--- Extracted information ---

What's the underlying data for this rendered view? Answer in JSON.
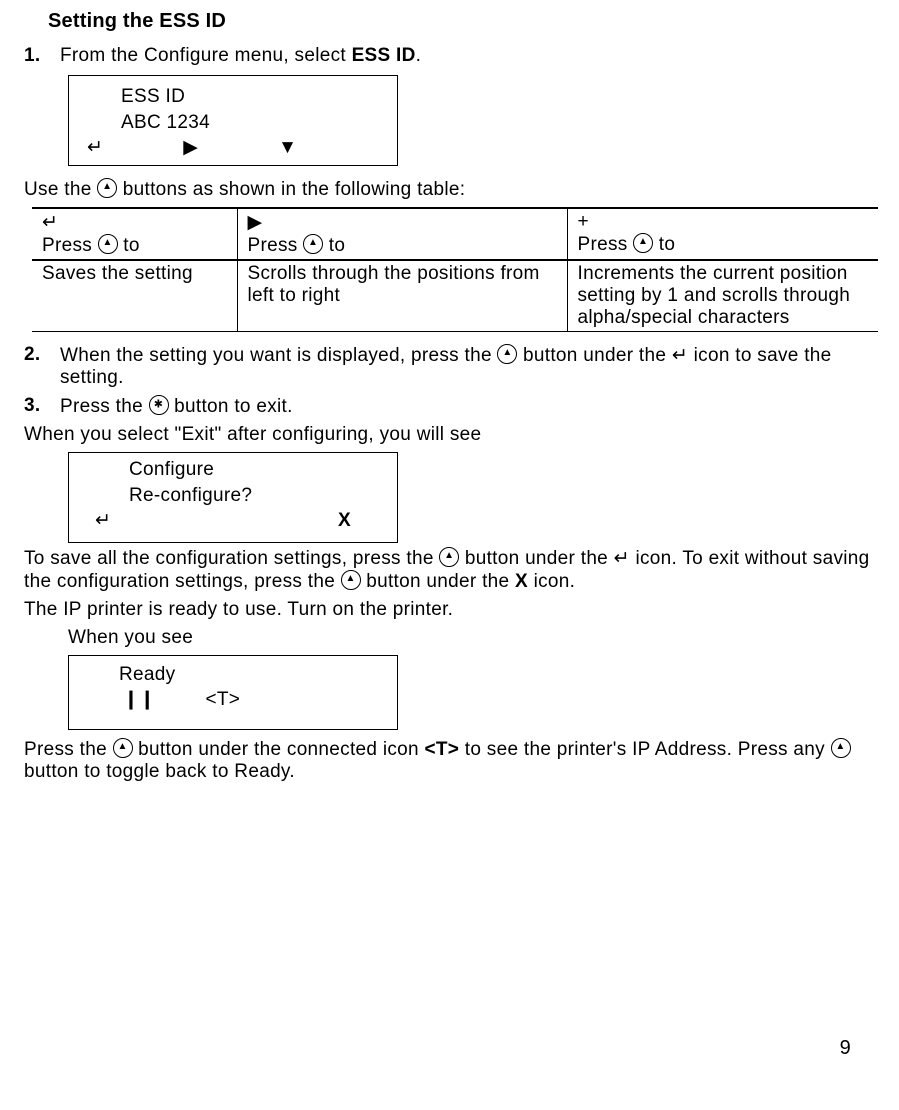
{
  "heading": "Setting the ESS ID",
  "steps": {
    "s1": {
      "num": "1.",
      "text_a": "From the Configure menu, select ",
      "bold": "ESS ID",
      "text_b": "."
    },
    "s2": {
      "num": "2.",
      "text_a": "When the setting you want is displayed, press the ",
      "text_b": " button under the ",
      "icon_after": "↵",
      "text_c": " icon to save the setting."
    },
    "s3": {
      "num": "3.",
      "text_a": "Press the ",
      "text_b": " button to exit."
    }
  },
  "lcd1": {
    "l1": "ESS ID",
    "l2": "ABC 1234",
    "i1": "↵",
    "i2": "▶",
    "i3": "▼"
  },
  "usebuttons": "Use the ",
  "usebuttons2": " buttons as shown in the following table:",
  "table": {
    "h1_sym": "↵",
    "h1": "Press ",
    "h1b": " to",
    "h2_sym": "▶",
    "h2": "Press ",
    "h2b": " to",
    "h3_sym": "+",
    "h3": "Press ",
    "h3b": " to",
    "c1": "Saves the setting",
    "c2": "Scrolls through the positions from left to right",
    "c3": "Increments the current position setting by 1 and scrolls through alpha/special characters"
  },
  "exitline": "When you select \"Exit\" after configuring, you will see",
  "lcd2": {
    "l1": "Configure",
    "l2": "Re-configure?",
    "i1": "↵",
    "i2": "X"
  },
  "save_para_a": "To save all the configuration settings, press the ",
  "save_para_b": " button under the ",
  "save_para_c": " icon.  To exit without saving the configuration settings, press the ",
  "save_para_d": " button under the ",
  "save_para_e": " icon.",
  "x": "X",
  "enter_sym": "↵",
  "ipready": "The IP printer is ready to use.  Turn on the printer.",
  "whenyousee": "When you see",
  "lcd3": {
    "l1": "Ready",
    "i1": "❙❙",
    "i2": "<T>"
  },
  "press_t_a": "Press the ",
  "press_t_b": " button under the connected icon ",
  "press_t_c": " to see the printer's IP Address.  Press any ",
  "press_t_d": " button to toggle back to Ready.",
  "t_tag": "<T>",
  "page": "9",
  "chart_data": {
    "type": "table",
    "columns": [
      "↵ — Press ▲ to",
      "▶ — Press ▲ to",
      "+ — Press ▲ to"
    ],
    "rows": [
      [
        "Saves the setting",
        "Scrolls through the positions from left to right",
        "Increments the current position setting by 1 and scrolls through alpha/special characters"
      ]
    ]
  }
}
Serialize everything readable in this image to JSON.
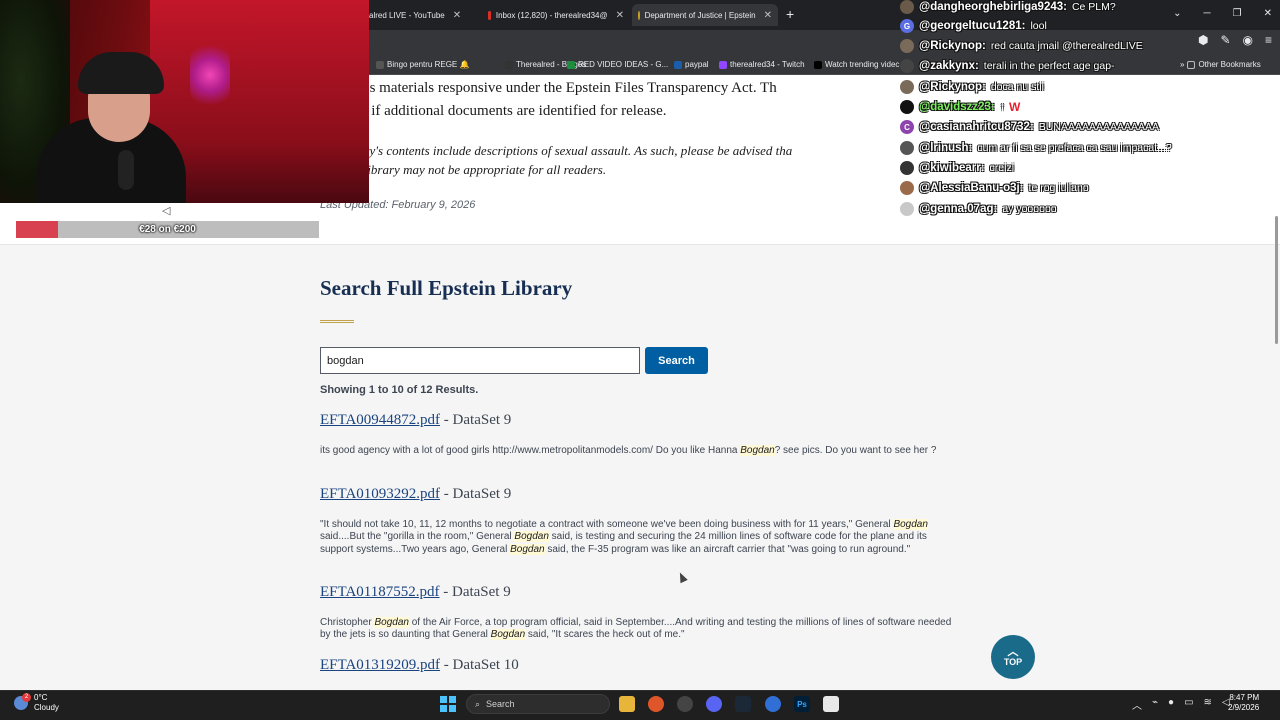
{
  "browser": {
    "tabs": [
      {
        "label": "alred LIVE - YouTube",
        "favicon_color": "#ff0000"
      },
      {
        "label": "Inbox (12,820) - therealred34@",
        "favicon_color": "#d93025"
      },
      {
        "label": "Department of Justice | Epstein",
        "favicon_color": "#c9a227",
        "active": true
      }
    ],
    "new_tab_symbol": "+",
    "bookmarks": [
      {
        "label": "Bingo pentru REGE 🔔",
        "color": "#444"
      },
      {
        "label": "Therealred - Bingos",
        "color": "#333"
      },
      {
        "label": "RED VIDEO IDEAS - G...",
        "color": "#1e8e3e"
      },
      {
        "label": "paypal",
        "color": "#003087"
      },
      {
        "label": "therealred34 - Twitch",
        "color": "#9146ff"
      },
      {
        "label": "Watch trending videc",
        "color": "#000"
      }
    ],
    "other_bookmarks": "Other Bookmarks"
  },
  "intro": {
    "line1": "te houses materials responsive under the Epstein Files Transparency Act. Th",
    "line2": "updated if additional documents are identified for release.",
    "warning1": "the library's contents include descriptions of sexual assault. As such, please be advised tha",
    "warning2": "s of this library may not be appropriate for all readers.",
    "last_updated": "Last Updated: February 9, 2026"
  },
  "search": {
    "title": "Search Full Epstein Library",
    "query": "bogdan",
    "button_label": "Search",
    "results_summary": "Showing 1 to 10 of 12 Results."
  },
  "results": [
    {
      "file": "EFTA00944872.pdf",
      "dataset": " - DataSet 9",
      "snippet": [
        {
          "t": "its good agency with a lot of good girls http://www.metropolitanmodels.com/ Do you like Hanna "
        },
        {
          "t": "Bogdan",
          "hl": true
        },
        {
          "t": "? see pics. Do you want to see her ?"
        }
      ]
    },
    {
      "file": "EFTA01093292.pdf",
      "dataset": " - DataSet 9",
      "snippet": [
        {
          "t": "\"It should not take 10, 11, 12 months to negotiate a contract with someone we've been doing business with for 11 years,\" General "
        },
        {
          "t": "Bogdan",
          "hl": true
        },
        {
          "t": " said....But the \"gorilla in the room,\" General "
        },
        {
          "t": "Bogdan",
          "hl": true
        },
        {
          "t": " said, is testing and securing the 24 million lines of software code for the plane and its support systems...Two years ago, General "
        },
        {
          "t": "Bogdan",
          "hl": true
        },
        {
          "t": " said, the F-35 program was like an aircraft carrier that \"was going to run aground.\""
        }
      ]
    },
    {
      "file": "EFTA01187552.pdf",
      "dataset": " - DataSet 9",
      "snippet": [
        {
          "t": "Christopher "
        },
        {
          "t": "Bogdan",
          "hl": true
        },
        {
          "t": " of the Air Force, a top program official, said in September....And writing and testing the millions of lines of software needed by the jets is so daunting that General "
        },
        {
          "t": "Bogdan",
          "hl": true
        },
        {
          "t": " said, \"It scares the heck out of me.\""
        }
      ]
    },
    {
      "file": "EFTA01319209.pdf",
      "dataset": " - DataSet 10",
      "snippet": []
    }
  ],
  "top_button": {
    "arrow": "︿",
    "label": "TOP"
  },
  "donation": {
    "text": "€28 on €200",
    "progress": 0.14,
    "icon": "◁"
  },
  "chat": [
    {
      "user": "@dangheorghebirliga9243:",
      "text": "Ce PLM?",
      "avatar": "#6a5a4a"
    },
    {
      "user": "@georgeltucu1281:",
      "text": "lool",
      "avatar": "#5b6ee1",
      "initial": "G"
    },
    {
      "user": "@Rickynop:",
      "text": "red cauta jmail @therealredLIVE",
      "avatar": "#7a6a5a"
    },
    {
      "user": "@zakkynx:",
      "text": "terali in the perfect age gap-",
      "avatar": "#444"
    },
    {
      "user": "@Rickynop:",
      "text": "doca nu stii",
      "avatar": "#7a6a5a"
    },
    {
      "user": "@davidszz23:",
      "text": "↑",
      "avatar": "#111",
      "green": true,
      "badge": "W"
    },
    {
      "user": "@casianahritcu8732:",
      "text": "BUNAAAAAAAAAAAAAA",
      "avatar": "#8e44ad",
      "initial": "C"
    },
    {
      "user": "@lrinush:",
      "text": "cum ar fi sa se prefaca ca sau impacat...?",
      "avatar": "#555"
    },
    {
      "user": "@kiwibearr:",
      "text": "creizi",
      "avatar": "#333"
    },
    {
      "user": "@AlessiaBanu-o3j:",
      "text": "te rog iuliano",
      "avatar": "#9a6a4a"
    },
    {
      "user": "@genna.07ag:",
      "text": "ay yoooooo",
      "avatar": "#c8c8c8"
    }
  ],
  "taskbar": {
    "weather_temp": "0°C",
    "weather_desc": "Cloudy",
    "weather_badge": "2",
    "search_label": "Search",
    "time": "8:47 PM",
    "date": "2/9/2026"
  }
}
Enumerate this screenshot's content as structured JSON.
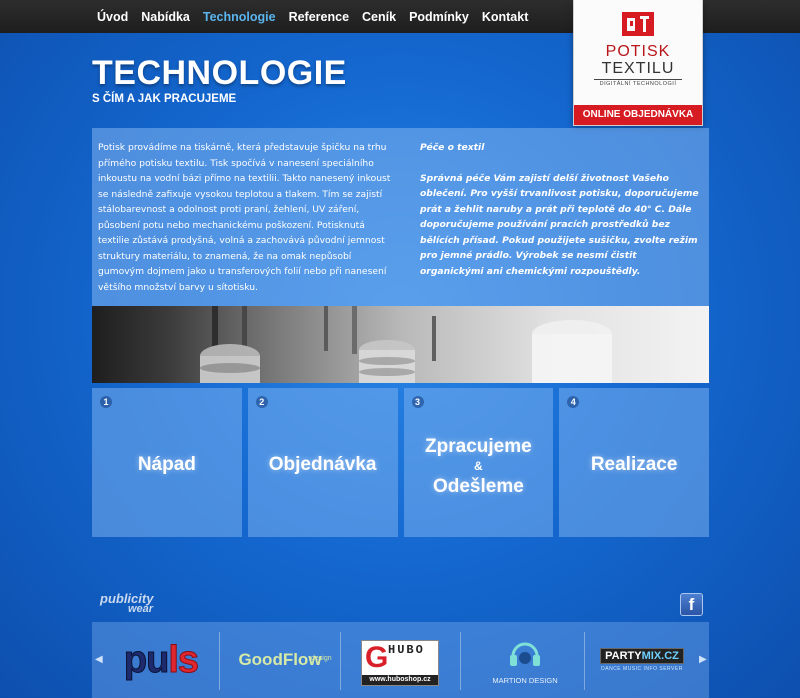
{
  "nav": {
    "items": [
      {
        "label": "Úvod"
      },
      {
        "label": "Nabídka"
      },
      {
        "label": "Technologie",
        "active": true
      },
      {
        "label": "Reference"
      },
      {
        "label": "Ceník"
      },
      {
        "label": "Podmínky"
      },
      {
        "label": "Kontakt"
      }
    ],
    "active_color": "#5ab4ee"
  },
  "logo": {
    "line1": "POTISK",
    "line2": "TEXTILU",
    "tagline": "DIGITÁLNÍ TECHNOLOGIÍ",
    "order_label": "ONLINE OBJEDNÁVKA",
    "brand_color": "#d71b22"
  },
  "page": {
    "title": "TECHNOLOGIE",
    "subtitle": "S ČÍM A JAK PRACUJEME"
  },
  "content": {
    "left_text": "Potisk provádíme na tiskárně, která představuje špičku na trhu přímého potisku textilu. Tisk spočívá v nanesení speciálního inkoustu na vodní bázi přímo na textilii. Takto nanesený inkoust se následně zafixuje vysokou teplotou a tlakem. Tím se zajistí stálobarevnost a odolnost proti praní, žehlení, UV záření, působení potu nebo mechanickému poškození. Potisknutá textilie zůstává prodyšná, volná a zachovává původní jemnost struktury materiálu, to znamená, že na omak nepůsobí gumovým dojmem jako u transferových folií nebo při nanesení většího množství barvy u sítotisku.",
    "care_title": "Péče o textil",
    "care_text": "Správná péče Vám zajistí delší životnost Vašeho oblečení. Pro vyšší trvanlivost potisku, doporučujeme prát a žehlit naruby a prát při teplotě do 40° C. Dále doporučujeme používání pracích prostředků bez bělících přísad. Pokud použijete sušičku, zvolte režim pro jemné prádlo. Výrobek se nesmí čistit organickými ani chemickými rozpouštědly."
  },
  "steps": [
    {
      "number": "1",
      "label": "Nápad"
    },
    {
      "number": "2",
      "label": "Objednávka"
    },
    {
      "number": "3",
      "label": "Zpracujeme",
      "amp": "&",
      "label2": "Odešleme"
    },
    {
      "number": "4",
      "label": "Realizace"
    }
  ],
  "footer": {
    "brand_logo_line1": "publicity",
    "brand_logo_line2": "wear",
    "facebook_icon": "f",
    "partners": {
      "puls_a": "pu",
      "puls_b": "ls",
      "goodflow": "GoodFlow",
      "goodflow_small": "design",
      "hubo_letter": "G",
      "hubo_text": "HUBO",
      "hubo_url": "www.huboshop.cz",
      "martion": "MARTION DESIGN",
      "partymix_a": "PARTY",
      "partymix_b": "MIX.CZ",
      "partymix_sub": "DANCE MUSIC INFO SERVER"
    },
    "arrow_left": "◀",
    "arrow_right": "▶"
  }
}
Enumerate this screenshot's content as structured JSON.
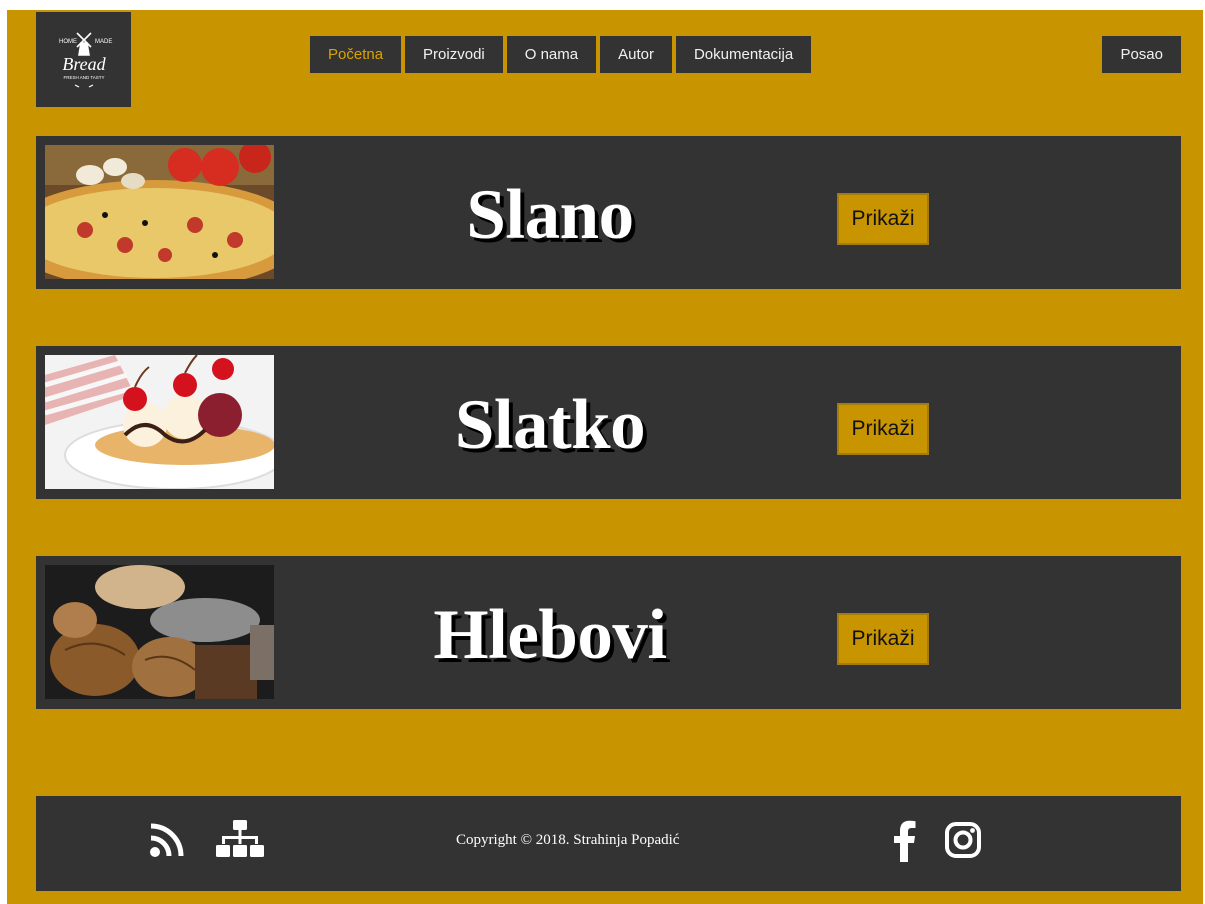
{
  "header": {
    "logo_name": "bread-logo",
    "nav": [
      {
        "label": "Početna",
        "active": true
      },
      {
        "label": "Proizvodi",
        "active": false
      },
      {
        "label": "O nama",
        "active": false
      },
      {
        "label": "Autor",
        "active": false
      },
      {
        "label": "Dokumentacija",
        "active": false
      }
    ],
    "job_label": "Posao"
  },
  "categories": [
    {
      "title": "Slano",
      "button_label": "Prikaži",
      "image": "pizza-image"
    },
    {
      "title": "Slatko",
      "button_label": "Prikaži",
      "image": "ice-cream-image"
    },
    {
      "title": "Hlebovi",
      "button_label": "Prikaži",
      "image": "bread-image"
    }
  ],
  "footer": {
    "copyright": "Copyright © 2018. Strahinja Popadić",
    "icons": [
      "rss-icon",
      "sitemap-icon",
      "facebook-icon",
      "instagram-icon"
    ]
  },
  "colors": {
    "background": "#c89400",
    "panel": "#333333",
    "active_nav": "#d9a300",
    "text_light": "#ffffff"
  }
}
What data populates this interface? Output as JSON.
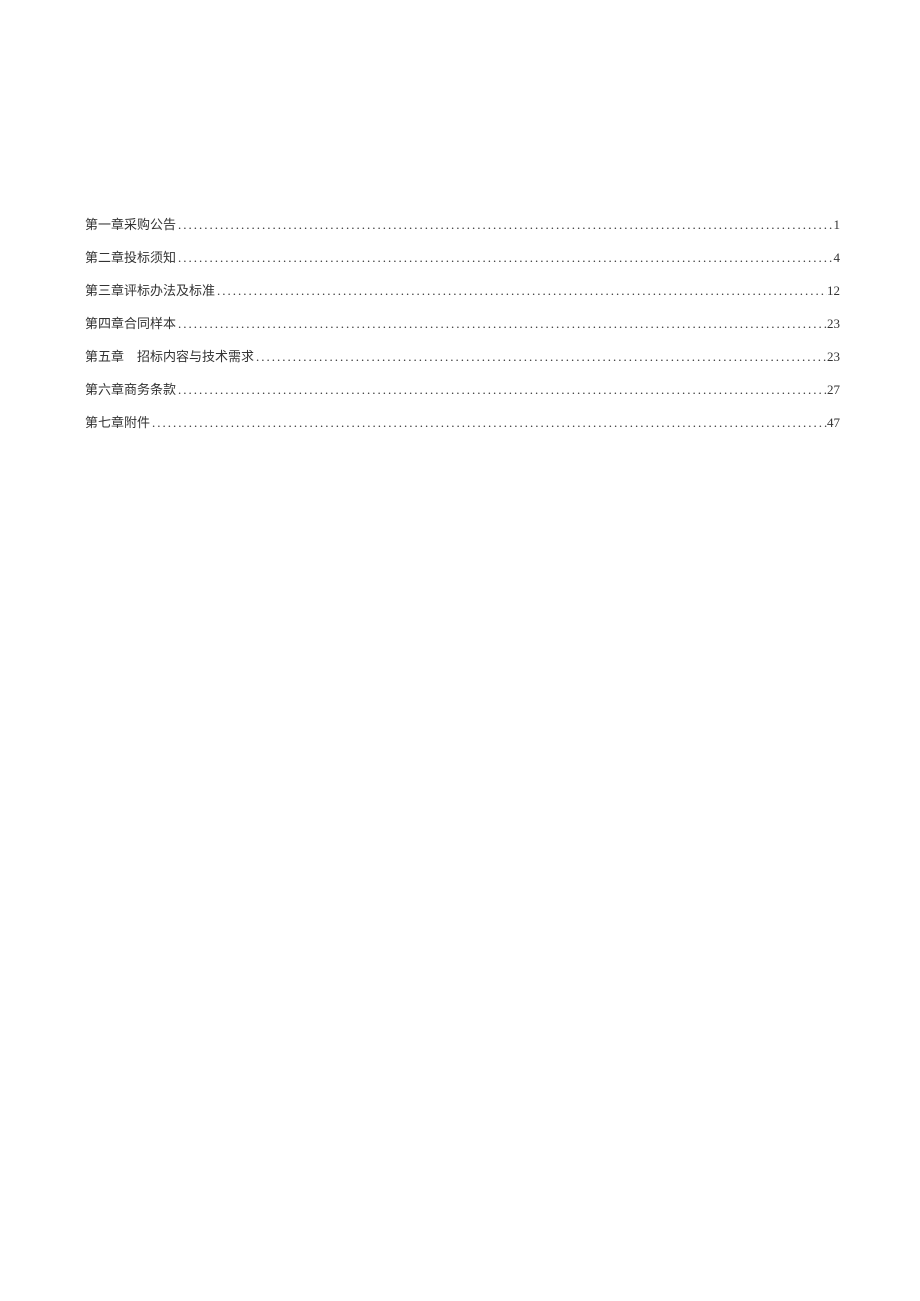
{
  "toc": {
    "entries": [
      {
        "title": "第一章采购公告",
        "page": "1"
      },
      {
        "title": "第二章投标须知",
        "page": "4"
      },
      {
        "title": "第三章评标办法及标准",
        "page": "12"
      },
      {
        "title": "第四章合同样本",
        "page": "23"
      },
      {
        "title": "第五章　招标内容与技术需求",
        "page": "23"
      },
      {
        "title": "第六章商务条款",
        "page": "27"
      },
      {
        "title": "第七章附件",
        "page": "47"
      }
    ]
  }
}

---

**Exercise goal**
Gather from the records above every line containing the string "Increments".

**Worked solution**
    "c3": "Increments the current position setting by 1 and scrolls through alpha/special characters"
        "Increments the current position setting by 1 and scrolls through alpha/special characters"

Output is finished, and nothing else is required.